## [Activity]
Give back, word for word, the line that contains "Convert this screenshot" and every line that follows it in the data below.

## [Material supplied]
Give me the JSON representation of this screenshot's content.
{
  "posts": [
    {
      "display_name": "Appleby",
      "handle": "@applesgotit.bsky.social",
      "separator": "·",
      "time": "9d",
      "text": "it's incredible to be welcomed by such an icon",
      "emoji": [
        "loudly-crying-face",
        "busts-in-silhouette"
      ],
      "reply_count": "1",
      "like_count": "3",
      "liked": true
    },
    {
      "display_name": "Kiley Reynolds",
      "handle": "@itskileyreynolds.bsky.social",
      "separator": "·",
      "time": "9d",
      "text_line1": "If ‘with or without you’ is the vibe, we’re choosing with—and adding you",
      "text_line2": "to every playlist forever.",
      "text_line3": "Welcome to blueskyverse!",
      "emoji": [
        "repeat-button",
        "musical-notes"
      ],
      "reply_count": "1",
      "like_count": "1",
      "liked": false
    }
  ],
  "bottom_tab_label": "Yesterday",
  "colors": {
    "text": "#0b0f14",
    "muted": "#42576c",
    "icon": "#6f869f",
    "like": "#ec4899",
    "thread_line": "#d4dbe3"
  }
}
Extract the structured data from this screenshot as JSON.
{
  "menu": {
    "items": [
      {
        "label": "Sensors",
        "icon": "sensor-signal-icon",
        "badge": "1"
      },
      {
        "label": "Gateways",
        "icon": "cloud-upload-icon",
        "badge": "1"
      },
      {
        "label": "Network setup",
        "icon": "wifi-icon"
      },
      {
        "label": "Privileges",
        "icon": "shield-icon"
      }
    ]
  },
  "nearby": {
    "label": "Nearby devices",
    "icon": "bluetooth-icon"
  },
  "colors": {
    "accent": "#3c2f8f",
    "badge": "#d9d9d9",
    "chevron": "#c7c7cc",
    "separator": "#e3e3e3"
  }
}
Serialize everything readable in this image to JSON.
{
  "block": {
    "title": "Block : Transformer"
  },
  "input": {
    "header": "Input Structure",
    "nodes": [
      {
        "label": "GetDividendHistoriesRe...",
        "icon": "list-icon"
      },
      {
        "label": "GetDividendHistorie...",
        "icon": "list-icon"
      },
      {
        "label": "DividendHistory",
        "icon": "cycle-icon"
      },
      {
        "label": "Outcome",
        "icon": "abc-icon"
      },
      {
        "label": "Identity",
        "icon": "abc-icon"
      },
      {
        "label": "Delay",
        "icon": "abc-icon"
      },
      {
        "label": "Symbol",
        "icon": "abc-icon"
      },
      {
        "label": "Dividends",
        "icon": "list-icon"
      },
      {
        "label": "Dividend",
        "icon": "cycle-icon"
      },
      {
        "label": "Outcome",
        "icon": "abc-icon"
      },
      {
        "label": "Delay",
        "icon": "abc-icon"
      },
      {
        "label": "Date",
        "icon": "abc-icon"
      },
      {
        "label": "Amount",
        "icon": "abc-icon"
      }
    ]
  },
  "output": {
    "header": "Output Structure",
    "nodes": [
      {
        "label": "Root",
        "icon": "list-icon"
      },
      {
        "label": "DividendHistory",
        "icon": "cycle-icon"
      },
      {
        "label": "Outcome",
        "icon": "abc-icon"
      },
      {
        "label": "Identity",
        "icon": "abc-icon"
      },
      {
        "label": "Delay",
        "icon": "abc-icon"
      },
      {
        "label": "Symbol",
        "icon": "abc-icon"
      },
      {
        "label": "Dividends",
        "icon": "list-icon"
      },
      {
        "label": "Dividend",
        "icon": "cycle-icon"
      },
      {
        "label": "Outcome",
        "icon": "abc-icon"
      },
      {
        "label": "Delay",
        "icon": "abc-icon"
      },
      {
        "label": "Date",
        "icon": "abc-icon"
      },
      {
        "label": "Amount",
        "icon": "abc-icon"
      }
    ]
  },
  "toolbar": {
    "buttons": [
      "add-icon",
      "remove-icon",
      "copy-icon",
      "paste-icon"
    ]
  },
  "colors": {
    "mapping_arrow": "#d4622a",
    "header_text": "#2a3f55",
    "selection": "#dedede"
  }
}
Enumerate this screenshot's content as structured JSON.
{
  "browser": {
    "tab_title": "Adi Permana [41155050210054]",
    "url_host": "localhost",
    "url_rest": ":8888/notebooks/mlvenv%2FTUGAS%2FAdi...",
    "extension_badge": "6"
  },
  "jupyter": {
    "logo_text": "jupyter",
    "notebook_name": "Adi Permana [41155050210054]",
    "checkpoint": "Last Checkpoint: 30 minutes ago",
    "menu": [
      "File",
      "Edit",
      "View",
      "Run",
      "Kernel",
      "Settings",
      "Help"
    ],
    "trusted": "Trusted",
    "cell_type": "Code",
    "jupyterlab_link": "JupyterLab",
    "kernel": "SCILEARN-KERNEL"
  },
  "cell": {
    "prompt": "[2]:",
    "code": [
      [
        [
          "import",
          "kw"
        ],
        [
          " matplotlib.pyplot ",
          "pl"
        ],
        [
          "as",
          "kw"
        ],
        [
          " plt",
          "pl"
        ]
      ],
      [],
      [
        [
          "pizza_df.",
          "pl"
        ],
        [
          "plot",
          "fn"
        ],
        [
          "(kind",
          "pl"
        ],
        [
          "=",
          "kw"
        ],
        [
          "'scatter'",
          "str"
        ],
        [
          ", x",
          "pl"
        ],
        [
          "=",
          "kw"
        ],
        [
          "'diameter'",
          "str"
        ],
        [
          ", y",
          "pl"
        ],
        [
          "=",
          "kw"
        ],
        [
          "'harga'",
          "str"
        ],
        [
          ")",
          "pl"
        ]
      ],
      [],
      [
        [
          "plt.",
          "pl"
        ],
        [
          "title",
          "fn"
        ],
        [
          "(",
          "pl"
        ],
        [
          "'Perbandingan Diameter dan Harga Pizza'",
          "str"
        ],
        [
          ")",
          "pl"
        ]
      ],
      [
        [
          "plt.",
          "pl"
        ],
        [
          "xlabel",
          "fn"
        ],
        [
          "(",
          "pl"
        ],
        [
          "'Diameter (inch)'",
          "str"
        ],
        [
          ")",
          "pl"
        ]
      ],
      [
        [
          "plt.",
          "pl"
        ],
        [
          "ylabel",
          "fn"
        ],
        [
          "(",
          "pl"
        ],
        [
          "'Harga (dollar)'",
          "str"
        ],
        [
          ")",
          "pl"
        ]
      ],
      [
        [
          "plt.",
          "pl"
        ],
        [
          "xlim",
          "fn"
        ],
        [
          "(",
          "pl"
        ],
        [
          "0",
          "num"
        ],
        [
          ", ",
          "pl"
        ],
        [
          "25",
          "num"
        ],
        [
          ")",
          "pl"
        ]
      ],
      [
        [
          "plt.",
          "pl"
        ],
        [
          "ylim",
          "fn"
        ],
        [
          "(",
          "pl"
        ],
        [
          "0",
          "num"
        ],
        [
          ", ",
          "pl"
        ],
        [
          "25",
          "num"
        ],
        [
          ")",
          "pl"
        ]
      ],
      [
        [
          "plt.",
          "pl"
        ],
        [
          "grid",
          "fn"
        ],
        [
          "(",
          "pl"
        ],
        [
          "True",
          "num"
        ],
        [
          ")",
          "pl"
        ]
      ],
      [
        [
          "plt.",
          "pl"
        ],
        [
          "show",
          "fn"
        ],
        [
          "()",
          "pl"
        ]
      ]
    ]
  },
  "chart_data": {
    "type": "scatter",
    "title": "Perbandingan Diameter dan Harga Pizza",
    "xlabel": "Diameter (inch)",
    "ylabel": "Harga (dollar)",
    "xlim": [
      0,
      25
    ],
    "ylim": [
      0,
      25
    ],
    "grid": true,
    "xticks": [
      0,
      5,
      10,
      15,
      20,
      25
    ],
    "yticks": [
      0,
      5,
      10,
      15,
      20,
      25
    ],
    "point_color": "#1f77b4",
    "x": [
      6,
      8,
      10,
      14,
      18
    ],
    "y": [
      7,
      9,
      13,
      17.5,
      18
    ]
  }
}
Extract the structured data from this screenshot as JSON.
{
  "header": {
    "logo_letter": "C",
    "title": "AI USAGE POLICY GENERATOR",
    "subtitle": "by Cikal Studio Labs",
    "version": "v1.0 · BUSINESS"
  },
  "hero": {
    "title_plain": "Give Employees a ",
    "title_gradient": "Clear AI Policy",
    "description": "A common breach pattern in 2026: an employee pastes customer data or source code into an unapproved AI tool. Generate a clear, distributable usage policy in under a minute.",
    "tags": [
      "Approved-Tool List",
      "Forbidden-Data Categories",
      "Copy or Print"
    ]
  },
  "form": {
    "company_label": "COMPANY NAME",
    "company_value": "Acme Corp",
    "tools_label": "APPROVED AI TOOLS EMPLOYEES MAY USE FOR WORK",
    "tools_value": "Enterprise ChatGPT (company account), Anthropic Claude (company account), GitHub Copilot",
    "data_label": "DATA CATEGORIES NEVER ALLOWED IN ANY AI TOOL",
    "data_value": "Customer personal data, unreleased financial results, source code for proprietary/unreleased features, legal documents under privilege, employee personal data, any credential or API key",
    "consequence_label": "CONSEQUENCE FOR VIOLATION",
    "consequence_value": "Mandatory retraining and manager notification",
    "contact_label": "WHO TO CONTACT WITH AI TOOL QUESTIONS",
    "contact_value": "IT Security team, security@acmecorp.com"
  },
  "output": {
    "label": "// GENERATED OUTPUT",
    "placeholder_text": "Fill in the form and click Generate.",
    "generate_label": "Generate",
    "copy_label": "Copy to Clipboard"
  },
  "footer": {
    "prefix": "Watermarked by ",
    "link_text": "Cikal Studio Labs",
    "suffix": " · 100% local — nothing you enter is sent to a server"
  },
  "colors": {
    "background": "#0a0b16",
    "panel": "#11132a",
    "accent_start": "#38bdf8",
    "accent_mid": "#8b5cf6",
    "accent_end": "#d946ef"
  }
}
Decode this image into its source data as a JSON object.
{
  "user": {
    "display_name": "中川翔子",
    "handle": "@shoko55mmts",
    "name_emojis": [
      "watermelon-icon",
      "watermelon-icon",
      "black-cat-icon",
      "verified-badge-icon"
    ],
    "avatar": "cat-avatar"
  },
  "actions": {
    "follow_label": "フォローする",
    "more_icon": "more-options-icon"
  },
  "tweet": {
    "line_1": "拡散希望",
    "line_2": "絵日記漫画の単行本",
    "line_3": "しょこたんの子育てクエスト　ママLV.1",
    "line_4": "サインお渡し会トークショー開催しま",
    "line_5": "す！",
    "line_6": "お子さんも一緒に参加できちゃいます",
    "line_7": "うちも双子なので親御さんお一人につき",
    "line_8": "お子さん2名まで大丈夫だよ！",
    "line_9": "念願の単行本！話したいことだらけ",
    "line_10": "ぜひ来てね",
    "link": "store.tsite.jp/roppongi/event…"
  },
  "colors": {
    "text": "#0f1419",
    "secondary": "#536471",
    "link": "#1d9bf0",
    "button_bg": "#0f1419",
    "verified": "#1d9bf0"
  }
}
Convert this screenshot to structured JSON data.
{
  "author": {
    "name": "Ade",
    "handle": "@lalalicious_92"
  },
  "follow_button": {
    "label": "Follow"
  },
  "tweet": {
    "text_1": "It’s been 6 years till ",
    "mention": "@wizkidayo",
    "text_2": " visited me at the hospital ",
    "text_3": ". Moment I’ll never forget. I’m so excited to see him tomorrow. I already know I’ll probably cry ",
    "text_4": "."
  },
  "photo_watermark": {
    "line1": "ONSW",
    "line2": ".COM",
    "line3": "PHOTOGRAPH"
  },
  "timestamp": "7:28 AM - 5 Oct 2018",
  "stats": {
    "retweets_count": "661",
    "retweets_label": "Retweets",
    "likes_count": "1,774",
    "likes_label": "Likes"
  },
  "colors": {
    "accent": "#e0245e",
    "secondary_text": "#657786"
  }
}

## [Result of the task]
Convert this screenshot to structured JSON data.
{
  "author": {
    "name": "Ade",
    "handle": "@lalalicious_92"
  },
  "follow_button": {
    "label": "Follow"
  },
  "tweet": {
    "text_1": "It’s been 6 years till ",
    "mention": "@wizkidayo",
    "text_2": " visited me at the hospital ",
    "text_3": ". Moment I’ll never forget. I’m so excited to see him tomorrow. I already know I’ll probably cry ",
    "text_4": "."
  },
  "photo_watermark": {
    "line1": "ONSW",
    "line2": ".COM",
    "line3": "PHOTOGRAPH"
  },
  "timestamp": "7:28 AM - 5 Oct 2018",
  "stats": {
    "retweets_count": "661",
    "retweets_label": "Retweets",
    "likes_count": "1,774",
    "likes_label": "Likes"
  },
  "colors": {
    "accent": "#e0245e",
    "secondary_text": "#657786"
  }
}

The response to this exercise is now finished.